At the end my boss said, “Well, it’s not that your Catholic values and high morals are necessarily bad things, it’s just that they are opposed to many of the values here. …”
I remember a time in any workplace when it used to be a good thing to have “high morals.”
For the record, I think this woman handled the situation very well. There are definitely times when God calls us to turn the other cheek when we’ve been offended, but there are other times when his will for us does include some legitimate self-defense (we learn that from the example of Jesus himself in the gospels, as I mentioned in a homily I gave several months ago).
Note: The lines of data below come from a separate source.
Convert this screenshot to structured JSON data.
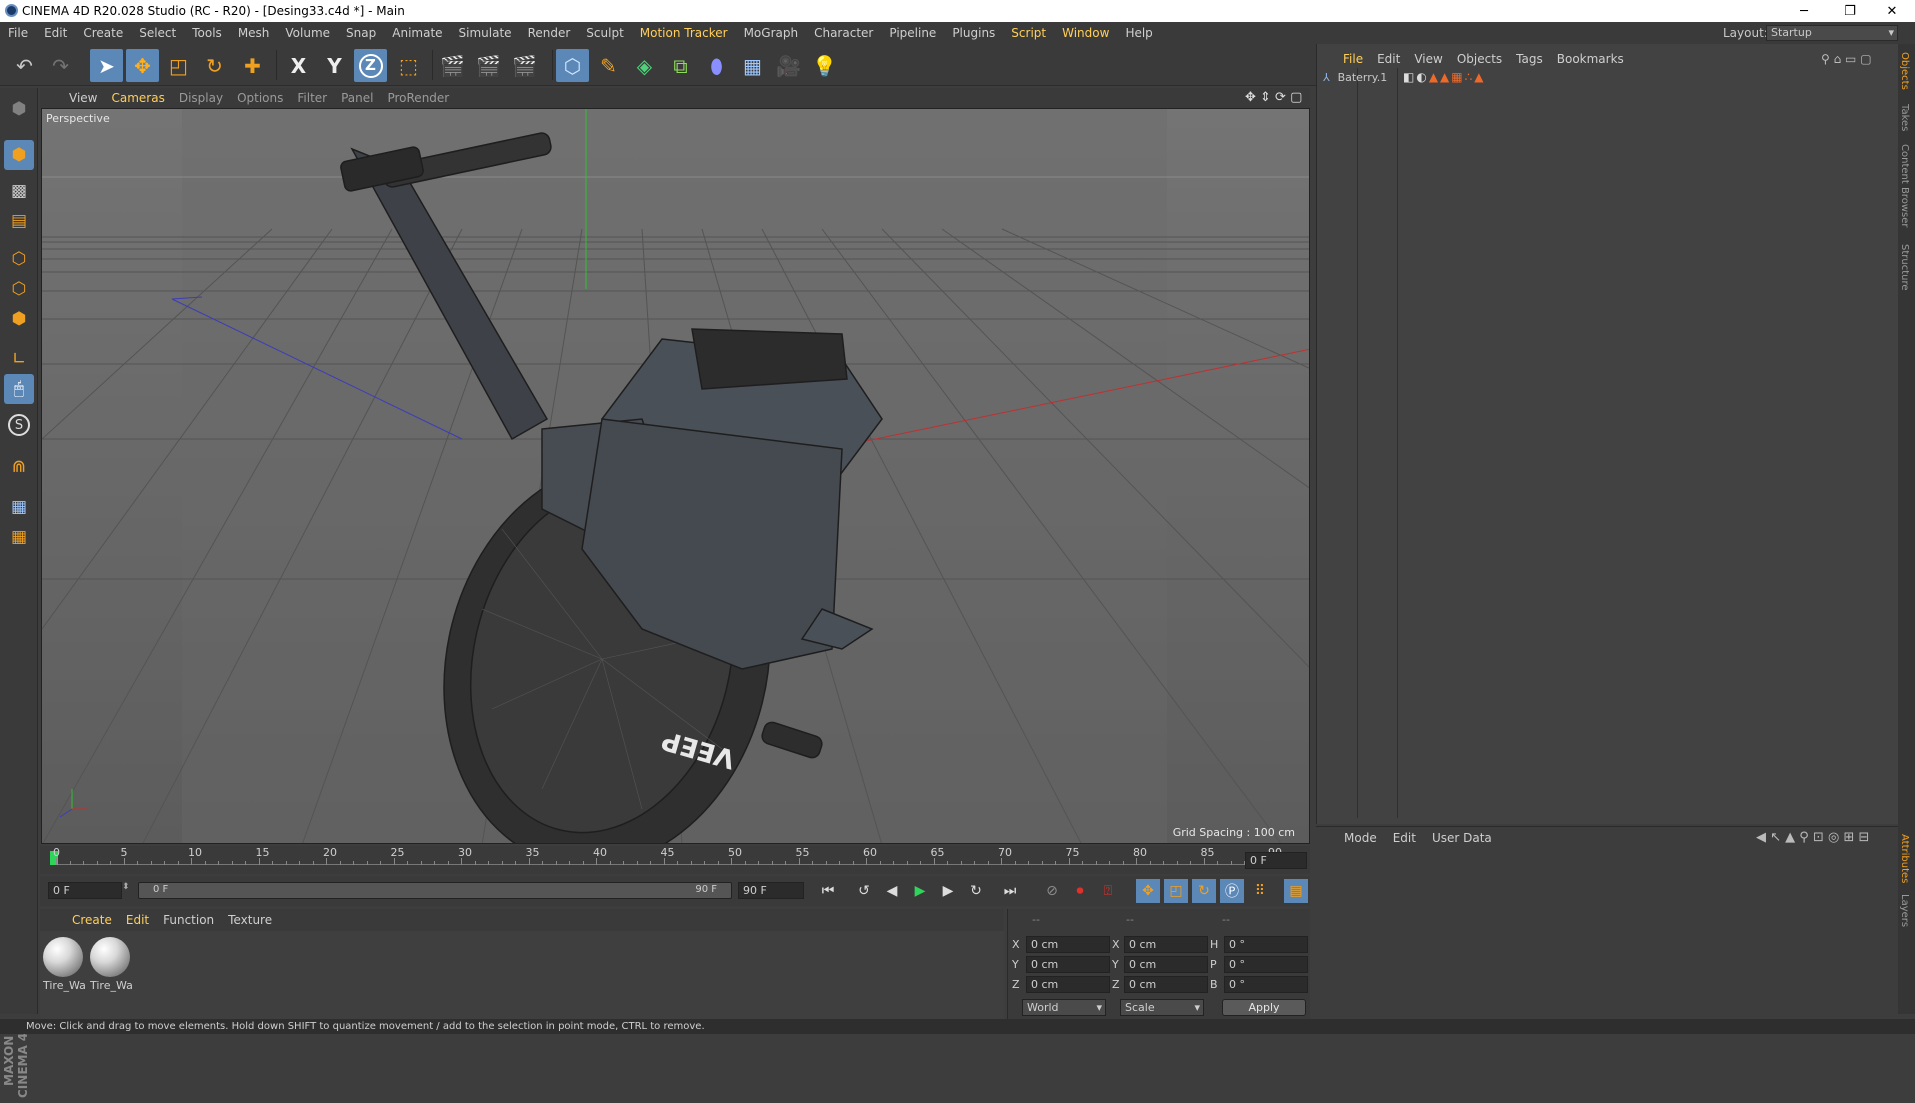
{
  "window": {
    "title": "CINEMA 4D R20.028 Studio (RC - R20) - [Desing33.c4d *] - Main"
  },
  "menu": [
    "File",
    "Edit",
    "Create",
    "Select",
    "Tools",
    "Mesh",
    "Volume",
    "Snap",
    "Animate",
    "Simulate",
    "Render",
    "Sculpt",
    "Motion Tracker",
    "MoGraph",
    "Character",
    "Pipeline",
    "Plugins",
    "Script",
    "Window",
    "Help"
  ],
  "layout": {
    "label": "Layout:",
    "value": "Startup"
  },
  "toolbar": {
    "axis_x": "X",
    "axis_y": "Y",
    "axis_z": "Z"
  },
  "viewport": {
    "menu": [
      "View",
      "Cameras",
      "Display",
      "Options",
      "Filter",
      "Panel",
      "ProRender"
    ],
    "camera": "Perspective",
    "grid_spacing": "Grid Spacing : 100 cm",
    "wheel_text": "VEEP"
  },
  "objects_panel": {
    "menu": [
      "File",
      "Edit",
      "View",
      "Objects",
      "Tags",
      "Bookmarks"
    ],
    "object": "Baterry.1"
  },
  "attributes_panel": {
    "menu": [
      "Mode",
      "Edit",
      "User Data"
    ]
  },
  "side_tabs": [
    "Objects",
    "Takes",
    "Content Browser",
    "Structure",
    "Attributes",
    "Layers"
  ],
  "timeline": {
    "ticks": [
      "0",
      "5",
      "10",
      "15",
      "20",
      "25",
      "30",
      "35",
      "40",
      "45",
      "50",
      "55",
      "60",
      "65",
      "70",
      "75",
      "80",
      "85",
      "90"
    ],
    "frame_field": "0 F",
    "current": "0 F",
    "range_start": "0 F",
    "range_end": "90 F",
    "end": "90 F"
  },
  "materials": {
    "menu": [
      "Create",
      "Edit",
      "Function",
      "Texture"
    ],
    "items": [
      "Tire_Wa",
      "Tire_Wa"
    ]
  },
  "coordinates": {
    "header": [
      "--",
      "--",
      "--"
    ],
    "rows": [
      {
        "a": "X",
        "av": "0 cm",
        "b": "X",
        "bv": "0 cm",
        "c": "H",
        "cv": "0 °"
      },
      {
        "a": "Y",
        "av": "0 cm",
        "b": "Y",
        "bv": "0 cm",
        "c": "P",
        "cv": "0 °"
      },
      {
        "a": "Z",
        "av": "0 cm",
        "b": "Z",
        "bv": "0 cm",
        "c": "B",
        "cv": "0 °"
      }
    ],
    "space": "World",
    "mode": "Scale",
    "apply": "Apply"
  },
  "brand": "MAXON CINEMA 4D",
  "status": "Move: Click and drag to move elements. Hold down SHIFT to quantize movement / add to the selection in point mode, CTRL to remove."
}
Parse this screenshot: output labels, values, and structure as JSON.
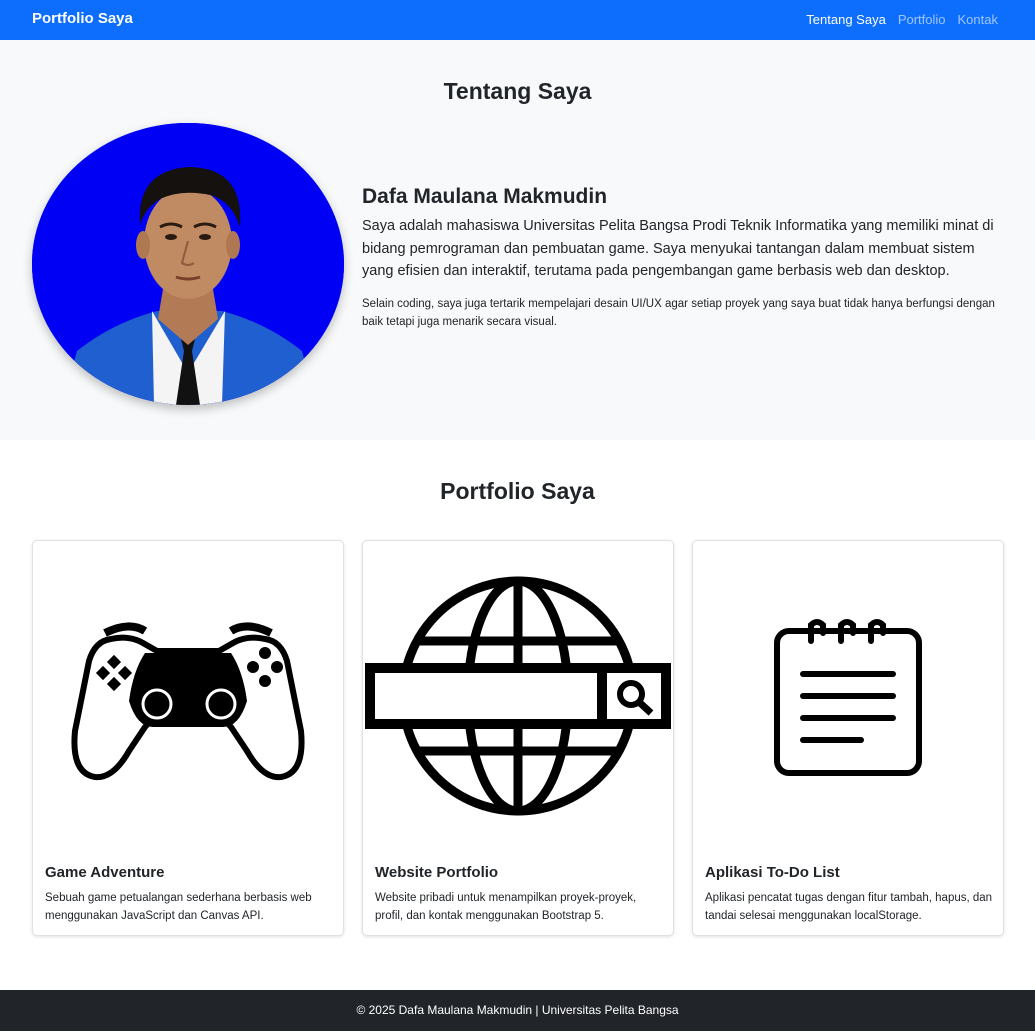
{
  "navbar": {
    "brand": "Portfolio Saya",
    "links": [
      {
        "label": "Tentang Saya"
      },
      {
        "label": "Portfolio"
      },
      {
        "label": "Kontak"
      }
    ]
  },
  "about": {
    "title": "Tentang Saya",
    "name": "Dafa Maulana Makmudin",
    "lead": "Saya adalah mahasiswa Universitas Pelita Bangsa Prodi Teknik Informatika yang memiliki minat di bidang pemrograman dan pembuatan game. Saya menyukai tantangan dalam membuat sistem yang efisien dan interaktif, terutama pada pengembangan game berbasis web dan desktop.",
    "detail": "Selain coding, saya juga tertarik mempelajari desain UI/UX agar setiap proyek yang saya buat tidak hanya berfungsi dengan baik tetapi juga menarik secara visual."
  },
  "portfolio": {
    "title": "Portfolio Saya",
    "cards": [
      {
        "title": "Game Adventure",
        "text": "Sebuah game petualangan sederhana berbasis web menggunakan JavaScript dan Canvas API.",
        "icon": "gamepad-icon"
      },
      {
        "title": "Website Portfolio",
        "text": "Website pribadi untuk menampilkan proyek-proyek, profil, dan kontak menggunakan Bootstrap 5.",
        "icon": "globe-search-icon"
      },
      {
        "title": "Aplikasi To-Do List",
        "text": "Aplikasi pencatat tugas dengan fitur tambah, hapus, dan tandai selesai menggunakan localStorage.",
        "icon": "notepad-icon"
      }
    ]
  },
  "footer": {
    "text": "© 2025 Dafa Maulana Makmudin | Universitas Pelita Bangsa"
  },
  "colors": {
    "primary": "#0d6efd",
    "light": "#f8f9fa",
    "dark": "#212529",
    "photo_bg": "#0000f5"
  }
}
This, I would say, was one of those situations that called for the latter—for some legitimate, verbal self-defense—and I give this woman credit for doing it very respectfully.
I’m not sure that I would have been so nice.
I probably would have said to the boss, “WOULD YOU BE HAPPIER, SIR, IF I WERE A THIEF OR AN AXE MURDERER?!!! WOULD YOU LIKE THAT? WOULD THAT GET ME A RAISE AND A BIG PROMOTION?!!! WOULD THAT MAKE ME YOUR ‘EMPLOYEE OF THE MONTH’?!!!”
And then I’d have to go to confession for losing my temper!
How much do you treasure “The Treasure”?
As much as this woman does?
Do you treasure it enough to be willing to suffer an unjust evaluation at work like she did? Or to lose out on a promotion at work that you rightly deserve?
Do you treasure it enough to stand up for what’s right in school when almost all of your classmates are voicing their support for what’s wrong?
Do you treasure it enough to be willing to lose a few friends, or to endure some opposition from members of your own family?
Do you treasure it enough to be willing to be called names (names that you don’t deserve to be called: “bigot”; “homophobe”; “narrow-minded”; “anti-woman”; “anti-American”)?
Hear, once again, the words of Jesus: “The kingdom of heaven is like a treasure buried in a field, which a person finds and hides again, and out of joy goes and sells all that he has and buys that field.”
Before I close I think it’s important to note that there have been many Christians in recent decades who have lived this message of Jesus in its ULTIMATE SENSE! They have “sold all that they’ve had” in the sense that they have literally given up their physical lives for the Lord and his Gospel. You know, many people think that the majority of Christian martyrs died way back in the first century at the hands of Roman emperors like Nero. But that’s not true! The truth is that there were more martyrs for Jesus Christ in the 20th century than there were in the previous 19 centuries of Christian history COMBINED!!!
These martyrs treasured “The Treasure” with their whole heart—and they lived their lives accordingly.
May Almighty God help each and every one of us to do the same.